***** RECORDS PROVIDED *****

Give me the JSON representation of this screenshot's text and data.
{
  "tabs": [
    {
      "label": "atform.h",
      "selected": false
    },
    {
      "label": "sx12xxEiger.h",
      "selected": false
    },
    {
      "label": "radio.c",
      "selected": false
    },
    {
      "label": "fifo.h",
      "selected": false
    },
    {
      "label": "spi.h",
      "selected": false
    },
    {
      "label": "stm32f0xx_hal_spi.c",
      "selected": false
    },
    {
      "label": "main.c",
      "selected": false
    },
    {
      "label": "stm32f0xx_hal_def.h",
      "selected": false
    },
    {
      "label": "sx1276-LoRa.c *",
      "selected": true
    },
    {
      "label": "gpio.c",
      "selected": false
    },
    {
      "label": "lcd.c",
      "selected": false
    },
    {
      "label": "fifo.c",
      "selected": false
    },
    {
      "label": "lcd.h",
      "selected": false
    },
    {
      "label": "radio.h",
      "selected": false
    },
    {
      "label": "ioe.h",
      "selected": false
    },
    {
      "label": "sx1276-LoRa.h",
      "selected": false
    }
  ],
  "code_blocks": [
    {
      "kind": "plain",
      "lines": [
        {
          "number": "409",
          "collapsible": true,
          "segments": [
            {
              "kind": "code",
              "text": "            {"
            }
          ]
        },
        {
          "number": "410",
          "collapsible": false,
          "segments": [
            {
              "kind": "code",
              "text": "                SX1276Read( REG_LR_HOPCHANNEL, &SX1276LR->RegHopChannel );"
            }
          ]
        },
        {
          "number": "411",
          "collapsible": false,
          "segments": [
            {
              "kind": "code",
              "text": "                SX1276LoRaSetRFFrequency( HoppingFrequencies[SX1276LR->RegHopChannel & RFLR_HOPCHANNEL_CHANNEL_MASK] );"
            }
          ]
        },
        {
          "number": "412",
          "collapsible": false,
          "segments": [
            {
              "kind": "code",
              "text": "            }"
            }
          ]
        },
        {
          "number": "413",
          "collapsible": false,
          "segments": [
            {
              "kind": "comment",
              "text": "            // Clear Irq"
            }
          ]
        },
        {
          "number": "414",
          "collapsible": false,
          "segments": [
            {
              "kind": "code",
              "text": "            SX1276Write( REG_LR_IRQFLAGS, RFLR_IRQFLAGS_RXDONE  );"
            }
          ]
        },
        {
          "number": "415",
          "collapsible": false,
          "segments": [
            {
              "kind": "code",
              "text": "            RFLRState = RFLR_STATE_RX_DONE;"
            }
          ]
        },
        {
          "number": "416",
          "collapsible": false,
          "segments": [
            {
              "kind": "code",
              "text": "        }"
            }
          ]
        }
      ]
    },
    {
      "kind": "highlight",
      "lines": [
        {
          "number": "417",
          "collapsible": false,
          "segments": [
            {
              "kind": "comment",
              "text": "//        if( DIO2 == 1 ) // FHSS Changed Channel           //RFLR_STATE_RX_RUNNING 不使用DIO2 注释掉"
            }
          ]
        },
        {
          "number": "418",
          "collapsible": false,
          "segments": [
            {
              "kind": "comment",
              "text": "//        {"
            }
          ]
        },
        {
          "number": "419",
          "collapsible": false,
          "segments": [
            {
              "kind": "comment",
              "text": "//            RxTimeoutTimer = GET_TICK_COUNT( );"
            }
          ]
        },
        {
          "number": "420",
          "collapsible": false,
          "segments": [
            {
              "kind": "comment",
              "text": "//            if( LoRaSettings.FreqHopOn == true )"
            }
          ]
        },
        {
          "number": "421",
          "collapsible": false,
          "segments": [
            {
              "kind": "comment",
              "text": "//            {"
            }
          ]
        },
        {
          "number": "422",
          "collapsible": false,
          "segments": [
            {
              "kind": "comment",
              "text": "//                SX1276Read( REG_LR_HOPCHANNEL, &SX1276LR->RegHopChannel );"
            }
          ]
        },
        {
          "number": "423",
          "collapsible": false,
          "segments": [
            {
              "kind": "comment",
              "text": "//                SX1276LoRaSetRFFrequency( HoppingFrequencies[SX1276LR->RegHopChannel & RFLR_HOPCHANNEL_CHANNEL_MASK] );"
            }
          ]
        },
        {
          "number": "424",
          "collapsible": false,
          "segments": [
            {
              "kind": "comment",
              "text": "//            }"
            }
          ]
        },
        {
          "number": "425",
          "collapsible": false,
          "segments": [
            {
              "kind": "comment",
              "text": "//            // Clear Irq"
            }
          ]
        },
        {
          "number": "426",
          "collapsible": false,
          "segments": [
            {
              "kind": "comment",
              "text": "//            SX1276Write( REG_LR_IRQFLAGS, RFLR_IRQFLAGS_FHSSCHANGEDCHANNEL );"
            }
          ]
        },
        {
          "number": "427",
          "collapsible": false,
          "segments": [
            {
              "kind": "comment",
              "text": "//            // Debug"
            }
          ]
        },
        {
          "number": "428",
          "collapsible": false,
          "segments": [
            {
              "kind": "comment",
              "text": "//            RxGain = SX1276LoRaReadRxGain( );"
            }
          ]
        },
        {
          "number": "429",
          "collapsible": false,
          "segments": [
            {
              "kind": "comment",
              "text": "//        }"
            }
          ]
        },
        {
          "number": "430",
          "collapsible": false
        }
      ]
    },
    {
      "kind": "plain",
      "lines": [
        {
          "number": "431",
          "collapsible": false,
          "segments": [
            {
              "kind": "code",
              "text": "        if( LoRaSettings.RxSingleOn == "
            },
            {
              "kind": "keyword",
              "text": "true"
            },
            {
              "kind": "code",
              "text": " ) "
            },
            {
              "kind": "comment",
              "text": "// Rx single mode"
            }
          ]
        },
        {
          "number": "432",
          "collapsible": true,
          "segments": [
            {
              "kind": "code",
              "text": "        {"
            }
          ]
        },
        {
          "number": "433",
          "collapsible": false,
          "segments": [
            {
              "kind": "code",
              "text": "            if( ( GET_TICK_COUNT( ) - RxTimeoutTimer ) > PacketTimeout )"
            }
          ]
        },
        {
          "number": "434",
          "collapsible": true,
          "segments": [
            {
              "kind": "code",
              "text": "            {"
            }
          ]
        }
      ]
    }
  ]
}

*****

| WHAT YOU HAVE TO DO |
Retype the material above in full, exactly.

| SOLUTION |
Give me the JSON representation of this screenshot's text and data.
{
  "tabs": [
    {
      "label": "atform.h",
      "selected": false
    },
    {
      "label": "sx12xxEiger.h",
      "selected": false
    },
    {
      "label": "radio.c",
      "selected": false
    },
    {
      "label": "fifo.h",
      "selected": false
    },
    {
      "label": "spi.h",
      "selected": false
    },
    {
      "label": "stm32f0xx_hal_spi.c",
      "selected": false
    },
    {
      "label": "main.c",
      "selected": false
    },
    {
      "label": "stm32f0xx_hal_def.h",
      "selected": false
    },
    {
      "label": "sx1276-LoRa.c *",
      "selected": true
    },
    {
      "label": "gpio.c",
      "selected": false
    },
    {
      "label": "lcd.c",
      "selected": false
    },
    {
      "label": "fifo.c",
      "selected": false
    },
    {
      "label": "lcd.h",
      "selected": false
    },
    {
      "label": "radio.h",
      "selected": false
    },
    {
      "label": "ioe.h",
      "selected": false
    },
    {
      "label": "sx1276-LoRa.h",
      "selected": false
    }
  ],
  "code_blocks": [
    {
      "kind": "plain",
      "lines": [
        {
          "number": "409",
          "collapsible": true,
          "segments": [
            {
              "kind": "code",
              "text": "            {"
            }
          ]
        },
        {
          "number": "410",
          "collapsible": false,
          "segments": [
            {
              "kind": "code",
              "text": "                SX1276Read( REG_LR_HOPCHANNEL, &SX1276LR->RegHopChannel );"
            }
          ]
        },
        {
          "number": "411",
          "collapsible": false,
          "segments": [
            {
              "kind": "code",
              "text": "                SX1276LoRaSetRFFrequency( HoppingFrequencies[SX1276LR->RegHopChannel & RFLR_HOPCHANNEL_CHANNEL_MASK] );"
            }
          ]
        },
        {
          "number": "412",
          "collapsible": false,
          "segments": [
            {
              "kind": "code",
              "text": "            }"
            }
          ]
        },
        {
          "number": "413",
          "collapsible": false,
          "segments": [
            {
              "kind": "comment",
              "text": "            // Clear Irq"
            }
          ]
        },
        {
          "number": "414",
          "collapsible": false,
          "segments": [
            {
              "kind": "code",
              "text": "            SX1276Write( REG_LR_IRQFLAGS, RFLR_IRQFLAGS_RXDONE  );"
            }
          ]
        },
        {
          "number": "415",
          "collapsible": false,
          "segments": [
            {
              "kind": "code",
              "text": "            RFLRState = RFLR_STATE_RX_DONE;"
            }
          ]
        },
        {
          "number": "416",
          "collapsible": false,
          "segments": [
            {
              "kind": "code",
              "text": "        }"
            }
          ]
        }
      ]
    },
    {
      "kind": "highlight",
      "lines": [
        {
          "number": "417",
          "collapsible": false,
          "segments": [
            {
              "kind": "comment",
              "text": "//        if( DIO2 == 1 ) // FHSS Changed Channel           //RFLR_STATE_RX_RUNNING 不使用DIO2 注释掉"
            }
          ]
        },
        {
          "number": "418",
          "collapsible": false,
          "segments": [
            {
              "kind": "comment",
              "text": "//        {"
            }
          ]
        },
        {
          "number": "419",
          "collapsible": false,
          "segments": [
            {
              "kind": "comment",
              "text": "//            RxTimeoutTimer = GET_TICK_COUNT( );"
            }
          ]
        },
        {
          "number": "420",
          "collapsible": false,
          "segments": [
            {
              "kind": "comment",
              "text": "//            if( LoRaSettings.FreqHopOn == true )"
            }
          ]
        },
        {
          "number": "421",
          "collapsible": false,
          "segments": [
            {
              "kind": "comment",
              "text": "//            {"
            }
          ]
        },
        {
          "number": "422",
          "collapsible": false,
          "segments": [
            {
              "kind": "comment",
              "text": "//                SX1276Read( REG_LR_HOPCHANNEL, &SX1276LR->RegHopChannel );"
            }
          ]
        },
        {
          "number": "423",
          "collapsible": false,
          "segments": [
            {
              "kind": "comment",
              "text": "//                SX1276LoRaSetRFFrequency( HoppingFrequencies[SX1276LR->RegHopChannel & RFLR_HOPCHANNEL_CHANNEL_MASK] );"
            }
          ]
        },
        {
          "number": "424",
          "collapsible": false,
          "segments": [
            {
              "kind": "comment",
              "text": "//            }"
            }
          ]
        },
        {
          "number": "425",
          "collapsible": false,
          "segments": [
            {
              "kind": "comment",
              "text": "//            // Clear Irq"
            }
          ]
        },
        {
          "number": "426",
          "collapsible": false,
          "segments": [
            {
              "kind": "comment",
              "text": "//            SX1276Write( REG_LR_IRQFLAGS, RFLR_IRQFLAGS_FHSSCHANGEDCHANNEL );"
            }
          ]
        },
        {
          "number": "427",
          "collapsible": false,
          "segments": [
            {
              "kind": "comment",
              "text": "//            // Debug"
            }
          ]
        },
        {
          "number": "428",
          "collapsible": false,
          "segments": [
            {
              "kind": "comment",
              "text": "//            RxGain = SX1276LoRaReadRxGain( );"
            }
          ]
        },
        {
          "number": "429",
          "collapsible": false,
          "segments": [
            {
              "kind": "comment",
              "text": "//        }"
            }
          ]
        },
        {
          "number": "430",
          "collapsible": false
        }
      ]
    },
    {
      "kind": "plain",
      "lines": [
        {
          "number": "431",
          "collapsible": false,
          "segments": [
            {
              "kind": "code",
              "text": "        if( LoRaSettings.RxSingleOn == "
            },
            {
              "kind": "keyword",
              "text": "true"
            },
            {
              "kind": "code",
              "text": " ) "
            },
            {
              "kind": "comment",
              "text": "// Rx single mode"
            }
          ]
        },
        {
          "number": "432",
          "collapsible": true,
          "segments": [
            {
              "kind": "code",
              "text": "        {"
            }
          ]
        },
        {
          "number": "433",
          "collapsible": false,
          "segments": [
            {
              "kind": "code",
              "text": "            if( ( GET_TICK_COUNT( ) - RxTimeoutTimer ) > PacketTimeout )"
            }
          ]
        },
        {
          "number": "434",
          "collapsible": true,
          "segments": [
            {
              "kind": "code",
              "text": "            {"
            }
          ]
        }
      ]
    }
  ]
}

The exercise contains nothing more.